To ward off the prospect of virtual toll booths on the information highway, some new media companies and public-interest groups are calling for new federal policies requiring "network neutrality" on the Internet. Common Cause, Amazon, Google, Free Press, Media Access Project and Consumers Union, among others, have proposed that broadband providers would be prohibited from discriminating against all forms of digital content. For example, phone or cable companies would not be allowed to slow down competing or undesirable content.
Consider what would happen if an online advertisement promoting nuclear power prominently popped up on a cable broadband page, while a competing message from an environmental group was relegated to the margins. It is possible that all forms of civic and noncommercial online programming would be pushed to the end of a commercial digital queue.
Telephone and cable giants envision a potential lucrative "triple play," as they impose near-monopoly control over the residential broadband services that send video, voice and data communications flowing into our televisions, home computers, cell phones and iPods.
Mining Your Data

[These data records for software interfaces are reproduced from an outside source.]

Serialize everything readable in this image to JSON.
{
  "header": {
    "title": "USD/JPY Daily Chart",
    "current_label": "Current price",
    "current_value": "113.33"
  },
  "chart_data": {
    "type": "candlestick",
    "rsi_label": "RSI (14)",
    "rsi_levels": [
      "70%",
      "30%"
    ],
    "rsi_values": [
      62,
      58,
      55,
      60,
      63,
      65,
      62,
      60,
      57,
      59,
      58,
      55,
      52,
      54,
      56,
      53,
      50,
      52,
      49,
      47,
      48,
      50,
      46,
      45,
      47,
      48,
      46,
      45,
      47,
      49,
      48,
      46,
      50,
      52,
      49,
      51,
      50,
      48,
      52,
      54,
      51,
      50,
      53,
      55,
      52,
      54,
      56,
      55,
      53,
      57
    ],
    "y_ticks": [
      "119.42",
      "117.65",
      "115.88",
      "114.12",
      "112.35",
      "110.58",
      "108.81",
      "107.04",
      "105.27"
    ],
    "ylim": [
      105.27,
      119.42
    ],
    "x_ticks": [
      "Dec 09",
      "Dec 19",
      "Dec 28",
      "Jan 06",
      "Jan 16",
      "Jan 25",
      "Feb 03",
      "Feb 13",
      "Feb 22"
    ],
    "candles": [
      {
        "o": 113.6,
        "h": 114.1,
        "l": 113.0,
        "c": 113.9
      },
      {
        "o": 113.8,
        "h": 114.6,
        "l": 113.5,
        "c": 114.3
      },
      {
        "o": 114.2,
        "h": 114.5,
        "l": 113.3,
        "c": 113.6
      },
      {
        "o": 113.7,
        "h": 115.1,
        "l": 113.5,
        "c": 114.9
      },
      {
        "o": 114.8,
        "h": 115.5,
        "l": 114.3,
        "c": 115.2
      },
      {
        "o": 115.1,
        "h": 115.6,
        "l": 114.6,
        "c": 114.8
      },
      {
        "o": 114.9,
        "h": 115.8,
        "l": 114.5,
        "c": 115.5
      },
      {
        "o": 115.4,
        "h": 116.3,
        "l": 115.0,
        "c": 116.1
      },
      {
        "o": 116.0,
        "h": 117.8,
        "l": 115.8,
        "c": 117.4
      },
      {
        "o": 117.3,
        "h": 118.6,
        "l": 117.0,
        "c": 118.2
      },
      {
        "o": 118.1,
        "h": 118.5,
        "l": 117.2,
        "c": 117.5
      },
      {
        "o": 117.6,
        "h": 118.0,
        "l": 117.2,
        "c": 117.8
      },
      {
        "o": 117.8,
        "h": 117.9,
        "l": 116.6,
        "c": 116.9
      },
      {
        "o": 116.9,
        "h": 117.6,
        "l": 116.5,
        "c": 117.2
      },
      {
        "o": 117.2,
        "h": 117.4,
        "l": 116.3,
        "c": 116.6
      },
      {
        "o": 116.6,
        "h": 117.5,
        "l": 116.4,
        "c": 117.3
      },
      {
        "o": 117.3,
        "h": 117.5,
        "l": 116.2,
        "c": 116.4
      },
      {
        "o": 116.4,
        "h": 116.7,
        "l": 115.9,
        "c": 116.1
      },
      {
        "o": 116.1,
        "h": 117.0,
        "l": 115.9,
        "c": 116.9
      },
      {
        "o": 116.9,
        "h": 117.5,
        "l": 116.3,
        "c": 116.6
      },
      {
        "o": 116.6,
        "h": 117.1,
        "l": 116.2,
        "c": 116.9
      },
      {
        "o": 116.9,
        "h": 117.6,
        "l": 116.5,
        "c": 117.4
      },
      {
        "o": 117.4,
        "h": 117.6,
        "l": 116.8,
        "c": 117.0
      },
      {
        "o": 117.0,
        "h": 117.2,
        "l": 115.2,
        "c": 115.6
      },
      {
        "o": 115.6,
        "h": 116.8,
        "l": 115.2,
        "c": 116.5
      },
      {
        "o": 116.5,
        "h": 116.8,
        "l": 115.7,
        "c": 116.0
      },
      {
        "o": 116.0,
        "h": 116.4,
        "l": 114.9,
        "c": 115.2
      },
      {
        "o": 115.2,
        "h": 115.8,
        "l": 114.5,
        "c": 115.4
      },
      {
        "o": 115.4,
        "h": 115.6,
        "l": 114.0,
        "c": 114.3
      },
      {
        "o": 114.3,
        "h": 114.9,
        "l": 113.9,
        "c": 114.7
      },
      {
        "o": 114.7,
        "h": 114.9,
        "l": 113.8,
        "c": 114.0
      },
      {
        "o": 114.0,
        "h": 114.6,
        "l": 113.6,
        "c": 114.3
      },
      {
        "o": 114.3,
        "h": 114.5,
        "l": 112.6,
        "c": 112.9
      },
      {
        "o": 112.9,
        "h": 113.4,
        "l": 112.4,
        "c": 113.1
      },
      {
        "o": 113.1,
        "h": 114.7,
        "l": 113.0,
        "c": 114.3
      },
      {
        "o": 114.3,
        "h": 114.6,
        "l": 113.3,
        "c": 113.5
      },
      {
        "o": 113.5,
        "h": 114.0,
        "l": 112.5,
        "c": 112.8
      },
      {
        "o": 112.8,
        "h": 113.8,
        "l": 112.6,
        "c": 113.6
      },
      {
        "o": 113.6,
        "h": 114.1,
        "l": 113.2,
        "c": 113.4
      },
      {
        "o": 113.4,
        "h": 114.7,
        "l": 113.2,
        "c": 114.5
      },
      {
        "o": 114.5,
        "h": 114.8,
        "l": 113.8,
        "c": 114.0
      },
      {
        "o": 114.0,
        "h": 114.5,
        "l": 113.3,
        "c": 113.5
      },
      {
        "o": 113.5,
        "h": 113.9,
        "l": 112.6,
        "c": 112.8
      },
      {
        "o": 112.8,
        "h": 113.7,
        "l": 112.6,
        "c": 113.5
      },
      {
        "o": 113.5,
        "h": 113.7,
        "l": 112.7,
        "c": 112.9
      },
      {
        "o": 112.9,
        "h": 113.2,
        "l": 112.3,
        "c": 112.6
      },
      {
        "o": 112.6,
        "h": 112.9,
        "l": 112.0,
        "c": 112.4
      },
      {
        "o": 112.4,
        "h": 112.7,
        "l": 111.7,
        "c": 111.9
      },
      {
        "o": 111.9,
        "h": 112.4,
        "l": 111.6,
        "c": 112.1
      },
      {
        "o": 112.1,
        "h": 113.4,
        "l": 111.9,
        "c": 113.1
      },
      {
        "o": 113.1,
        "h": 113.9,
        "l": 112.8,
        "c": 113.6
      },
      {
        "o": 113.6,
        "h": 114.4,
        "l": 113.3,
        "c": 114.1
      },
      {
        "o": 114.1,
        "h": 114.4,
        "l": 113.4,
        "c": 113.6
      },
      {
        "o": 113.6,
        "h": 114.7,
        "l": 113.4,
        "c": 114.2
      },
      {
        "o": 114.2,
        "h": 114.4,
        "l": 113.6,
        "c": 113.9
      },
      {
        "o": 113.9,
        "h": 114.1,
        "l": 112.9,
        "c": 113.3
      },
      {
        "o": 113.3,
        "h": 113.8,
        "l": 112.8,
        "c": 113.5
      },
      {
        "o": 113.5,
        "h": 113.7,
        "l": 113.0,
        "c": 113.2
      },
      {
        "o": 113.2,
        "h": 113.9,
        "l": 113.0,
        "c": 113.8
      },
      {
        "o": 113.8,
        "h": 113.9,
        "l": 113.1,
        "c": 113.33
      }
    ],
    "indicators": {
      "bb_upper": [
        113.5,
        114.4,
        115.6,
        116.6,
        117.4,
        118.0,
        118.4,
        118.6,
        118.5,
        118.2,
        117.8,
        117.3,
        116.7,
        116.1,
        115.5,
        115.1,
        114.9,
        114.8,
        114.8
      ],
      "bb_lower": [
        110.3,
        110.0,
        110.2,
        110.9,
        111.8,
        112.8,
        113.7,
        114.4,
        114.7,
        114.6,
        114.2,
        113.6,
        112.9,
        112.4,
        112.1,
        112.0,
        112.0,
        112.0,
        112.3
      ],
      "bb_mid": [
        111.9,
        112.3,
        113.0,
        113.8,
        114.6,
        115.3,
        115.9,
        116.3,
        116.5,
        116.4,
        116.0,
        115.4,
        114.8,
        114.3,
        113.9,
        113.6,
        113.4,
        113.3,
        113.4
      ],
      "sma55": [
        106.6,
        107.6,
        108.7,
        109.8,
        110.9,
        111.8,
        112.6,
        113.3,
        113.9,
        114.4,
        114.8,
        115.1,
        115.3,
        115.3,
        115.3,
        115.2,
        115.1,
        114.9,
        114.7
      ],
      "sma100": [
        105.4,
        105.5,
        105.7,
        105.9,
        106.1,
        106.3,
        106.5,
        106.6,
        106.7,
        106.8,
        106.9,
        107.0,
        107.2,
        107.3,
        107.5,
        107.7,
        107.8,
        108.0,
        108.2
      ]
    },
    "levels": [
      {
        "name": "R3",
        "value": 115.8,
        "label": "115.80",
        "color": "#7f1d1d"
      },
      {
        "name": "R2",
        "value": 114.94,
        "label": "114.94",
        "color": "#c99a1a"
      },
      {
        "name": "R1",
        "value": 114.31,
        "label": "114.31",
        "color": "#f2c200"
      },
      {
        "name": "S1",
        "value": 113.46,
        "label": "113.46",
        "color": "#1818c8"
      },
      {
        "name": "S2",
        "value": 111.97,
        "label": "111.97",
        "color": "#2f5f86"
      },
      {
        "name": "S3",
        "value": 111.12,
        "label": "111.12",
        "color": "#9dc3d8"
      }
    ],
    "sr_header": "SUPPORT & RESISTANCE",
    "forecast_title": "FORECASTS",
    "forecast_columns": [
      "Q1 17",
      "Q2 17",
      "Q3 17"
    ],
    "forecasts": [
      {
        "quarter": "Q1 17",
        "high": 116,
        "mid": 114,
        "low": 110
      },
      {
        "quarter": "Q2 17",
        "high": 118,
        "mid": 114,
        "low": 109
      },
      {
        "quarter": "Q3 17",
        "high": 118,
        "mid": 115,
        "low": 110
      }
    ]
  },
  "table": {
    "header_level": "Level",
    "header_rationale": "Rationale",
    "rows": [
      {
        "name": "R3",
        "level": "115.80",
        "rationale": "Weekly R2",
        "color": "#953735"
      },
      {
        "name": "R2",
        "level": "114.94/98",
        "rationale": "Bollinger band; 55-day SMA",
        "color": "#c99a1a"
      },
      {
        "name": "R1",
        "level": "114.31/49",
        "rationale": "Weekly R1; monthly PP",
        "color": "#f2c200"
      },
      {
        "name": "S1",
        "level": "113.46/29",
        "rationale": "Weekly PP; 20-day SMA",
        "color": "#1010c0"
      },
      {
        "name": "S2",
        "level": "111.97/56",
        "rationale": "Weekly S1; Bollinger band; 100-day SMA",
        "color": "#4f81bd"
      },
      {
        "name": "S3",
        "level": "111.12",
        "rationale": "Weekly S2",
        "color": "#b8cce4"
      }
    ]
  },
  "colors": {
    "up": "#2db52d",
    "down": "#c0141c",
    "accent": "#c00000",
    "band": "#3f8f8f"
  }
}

At the core of the new power held by phone and cable companies are tools delivering what is known as "deep packet inspection." With these tools, AT&T and others can readily know the packets of information you are receiving online -- from e-mail, to websites, to sharing of music, video and software downloads.
These "deep packet inspection" technologies are partly designed to make sure that the Internet pipeline doesn't become so congested it chokes off the delivery of timely communications. Such products have already been sold to universities and large businesses that want to more economically manage their Internet services. They are also being used to limit some peer-to-peer downloading, especially for music.
But these tools are also being promoted as ways that companies, such as Comcast and Bell South, can simply grab greater control over the Internet. For example ... Internet technology giant Cisco urges these companies to "meter individual subscriber usage by application," as individuals' online travels are "tracked" and "integrated with billing systems." Such tracking and billing is made possible because they will know "the identity and profile of the individual subscriber," "what the subscriber is doing" and "where the subscriber resides."
Will Google, Amazon and the other companies successfully fight the plans of the Bells and cable companies? Ultimately, they are likely to cut a deal because they, too, are interested in monetizing our online activities.
Our Digital Destiny
It was [the] former FCC chairman ... who permitted phone and cable giants to have greater control over broadband. Powell and his GOP majority eliminated longstanding regulatory safeguards requiring phone companies to operate as nondiscriminatory networks (technically known as "common carriers").
He refused to require that cable companies, when providing Internet access, also operate in a similar nondiscriminatory manner ... it is government regulation of the phone lines that helped make the Internet today's vibrant, diverse and democratic medium.
But now, the phone companies are lobbying Washington to kill off what's left of "common carrier" policy. They wish to operate their Internet services as fully "private" networks [and] oppose giving local communities the right to create their own local Internet wireless or wi-fi networks.
The future of the online media in the United States will ultimately depend on whether the Bells and cable companies are allowed to determine the country's "digital destiny."
So before there are any policy decisions, a national debate should begin about how the Internet should serve the public. We must insure that phone and cable companies operate their Internet services in the public interest -- as stewards for a vital medium for free expression.
Technorati Tags: Internet, Access, Spam